A feral animal is an animal that was born in the wild and lives independently. A stray is a domestic animal that has lost its home. If it's feral, an animal will generally resist your advances, as it's not used to people at all. It's also very likely that a feral animal won't be spayed or neutered. A stray will probably be very frightened, but if you approach it calmly, it will eventually be willing to cooperate with you. Figuring this out will help you figure out how to help the animal afterwards.
5. Keep Yourself Safe
Remember, the animal is going to be frightened, and it might lash out. Approach it slowly, carefully, and calmly, speaking in gentle tones and not trying to touch it until it has decided to come closer to you by choice or otherwise signaled to you that it won't scratch or bite you. Natural disasters offer an excellent breeding ground for several viruses and bacteria, and you don't want to put yourself through that.
6. Shoulder Full Responsibility — If You Can
Once you pick up an animal, recognize that you are the one best positioned to take care of it. You might need to pay vet bills if it's sick or injured, take care of it for an extended period of time, and then return it to its owner if the owner can be found. If you don't feel able to take on that responsibility, it's best for you to take the animal directly to a shelter.
7. If It's Injured, Go To A Vet Right Away
If the animal has a few scratches, you can probably fix it up with a first aid kit (but only if you feel comfortable doing that!). If it's anything more serious than that, you need to take it to the vet right away. And remember, good veterinary care can be expensive, so be prepared to pay for the animal's care yourself.
8. Take Care Of The Animal And Make It Comfortable
If you can take the animal directly home, make sure you have a cozy place for it. This will help a lot with the fear and sense of disorientation that it must be experiencing. Give it food and water, but don't force it to eat. Your first priority in terms of care, however, is notifying animal control that you found a stray, and telling them about any forms of identification it might have.
9. Put Out Ads Everywhere You Can
This animal might be someone's pet, and that person might be frantically looking for it. Put out ads on Facebook, on Craigslist, on telephone poles, in the newspaper, and everywhere else that you can think of.
10. Follow The Golden Rule

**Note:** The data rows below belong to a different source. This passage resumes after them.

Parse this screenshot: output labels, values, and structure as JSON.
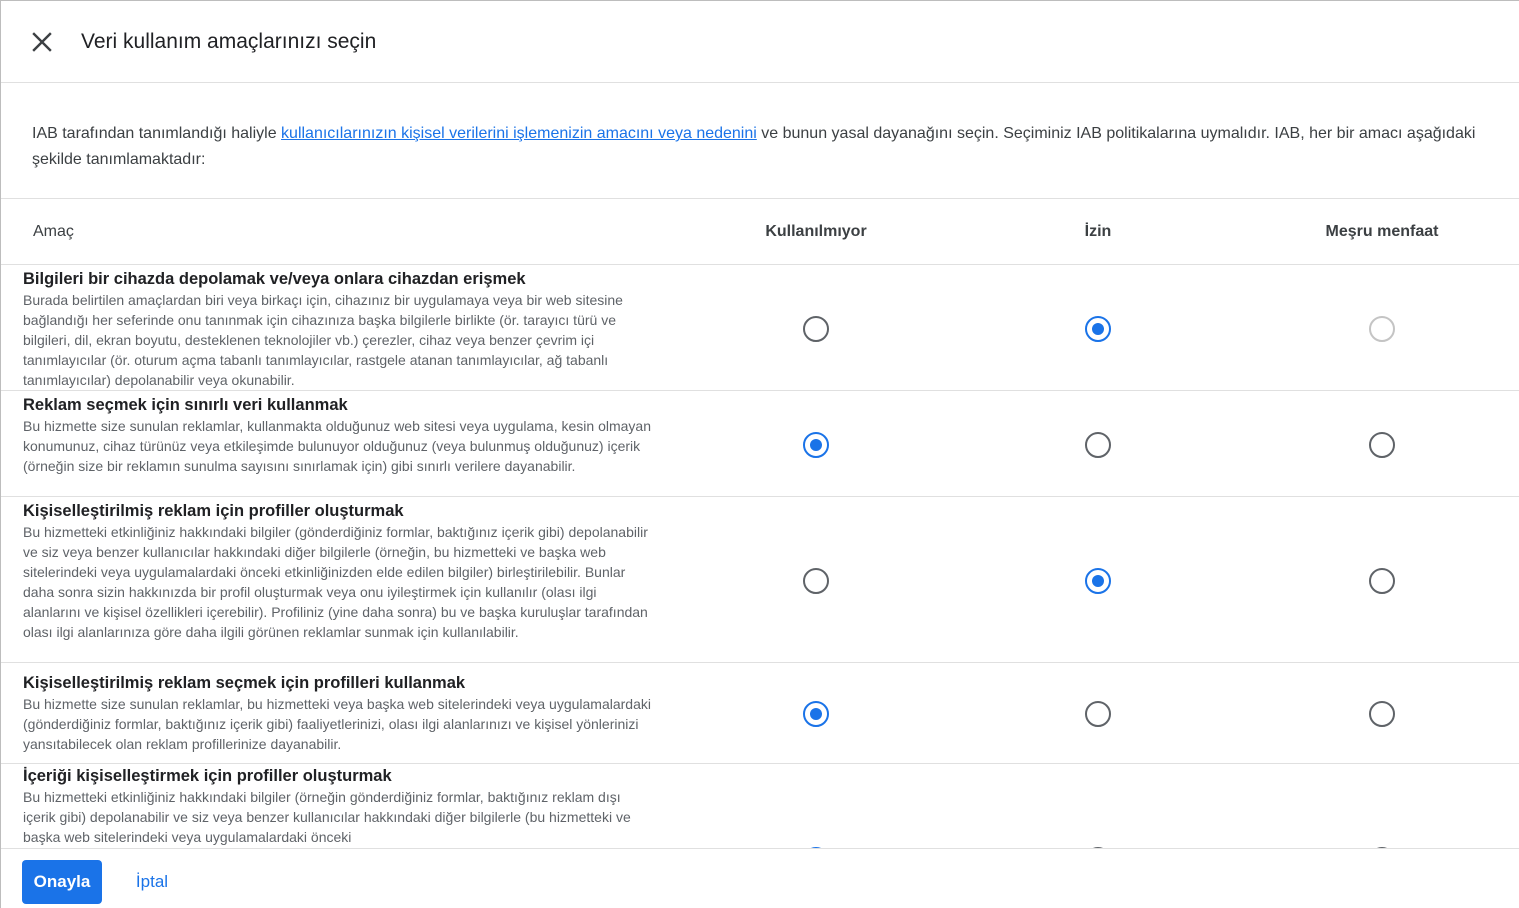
{
  "dialog": {
    "title": "Veri kullanım amaçlarınızı seçin",
    "close_icon": "close-icon"
  },
  "intro": {
    "before_link": "IAB tarafından tanımlandığı haliyle ",
    "link_text": "kullanıcılarınızın kişisel verilerini işlemenizin amacını veya nedenini",
    "after_link": " ve bunun yasal dayanağını seçin. Seçiminiz IAB politikalarına uymalıdır. IAB, her bir amacı aşağıdaki şekilde tanımlamaktadır:"
  },
  "table": {
    "headers": {
      "purpose": "Amaç",
      "not_used": "Kullanılmıyor",
      "consent": "İzin",
      "legitimate_interest": "Meşru menfaat"
    },
    "rows": [
      {
        "title": "Bilgileri bir cihazda depolamak ve/veya onlara cihazdan erişmek",
        "description": "Burada belirtilen amaçlardan biri veya birkaçı için, cihazınız bir uygulamaya veya bir web sitesine bağlandığı her seferinde onu tanınmak için cihazınıza başka bilgilerle birlikte (ör. tarayıcı türü ve bilgileri, dil, ekran boyutu, desteklenen teknolojiler vb.) çerezler, cihaz veya benzer çevrim içi tanımlayıcılar (ör. oturum açma tabanlı tanımlayıcılar, rastgele atanan tanımlayıcılar, ağ tabanlı tanımlayıcılar) depolanabilir veya okunabilir.",
        "selected": "consent",
        "legitimate_interest_disabled": true
      },
      {
        "title": "Reklam seçmek için sınırlı veri kullanmak",
        "description": "Bu hizmette size sunulan reklamlar, kullanmakta olduğunuz web sitesi veya uygulama, kesin olmayan konumunuz, cihaz türünüz veya etkileşimde bulunuyor olduğunuz (veya bulunmuş olduğunuz) içerik (örneğin size bir reklamın sunulma sayısını sınırlamak için) gibi sınırlı verilere dayanabilir.",
        "selected": "not_used",
        "legitimate_interest_disabled": false
      },
      {
        "title": "Kişiselleştirilmiş reklam için profiller oluşturmak",
        "description": "Bu hizmetteki etkinliğiniz hakkındaki bilgiler (gönderdiğiniz formlar, baktığınız içerik gibi) depolanabilir ve siz veya benzer kullanıcılar hakkındaki diğer bilgilerle (örneğin, bu hizmetteki ve başka web sitelerindeki veya uygulamalardaki önceki etkinliğinizden elde edilen bilgiler) birleştirilebilir. Bunlar daha sonra sizin hakkınızda bir profil oluşturmak veya onu iyileştirmek için kullanılır (olası ilgi alanlarını ve kişisel özellikleri içerebilir). Profiliniz (yine daha sonra) bu ve başka kuruluşlar tarafından olası ilgi alanlarınıza göre daha ilgili görünen reklamlar sunmak için kullanılabilir.",
        "selected": "consent",
        "legitimate_interest_disabled": false
      },
      {
        "title": "Kişiselleştirilmiş reklam seçmek için profilleri kullanmak",
        "description": "Bu hizmette size sunulan reklamlar, bu hizmetteki veya başka web sitelerindeki veya uygulamalardaki (gönderdiğiniz formlar, baktığınız içerik gibi) faaliyetlerinizi, olası ilgi alanlarınızı ve kişisel yönlerinizi yansıtabilecek olan reklam profillerinize dayanabilir.",
        "selected": "not_used",
        "legitimate_interest_disabled": false
      },
      {
        "title": "İçeriği kişiselleştirmek için profiller oluşturmak",
        "description": "Bu hizmetteki etkinliğiniz hakkındaki bilgiler (örneğin gönderdiğiniz formlar, baktığınız reklam dışı içerik gibi) depolanabilir ve siz veya benzer kullanıcılar hakkındaki diğer bilgilerle (bu hizmetteki ve başka web sitelerindeki veya uygulamalardaki önceki",
        "selected": "not_used",
        "legitimate_interest_disabled": false
      }
    ]
  },
  "footer": {
    "confirm_label": "Onayla",
    "cancel_label": "İptal"
  },
  "colors": {
    "accent": "#1a73e8",
    "radio_border": "#5f6368",
    "radio_disabled": "#c4c4c4"
  }
}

The golden rule applies here and everywhere else. If someone found your lost pet, what would you want them to do? Think about that, and do exactly that for the lost pet that you've found yourself. Remember, part of that is preparing for the moment you have to give the animal up if you're able to find its owner.
11. Donate To Your Local Animal Shelter
If you're just not in a position to help a stray animal yourself, that's totally fine and completely understandable. However, if you still want to do something to ensure that animals affected by Hurricane Matthew get the care they need, the best way to do that is to donate as much as you can to your local animal shelter, ASPCA, or any other organization working to help them. After Hurricane Sandy, celebrity chef Rachael Ray donated $500,000 to help local displaced animals. That's probably out of your budget, but even $10 or $20 could help provide a frightened animal with a good meal and a cozy blanket.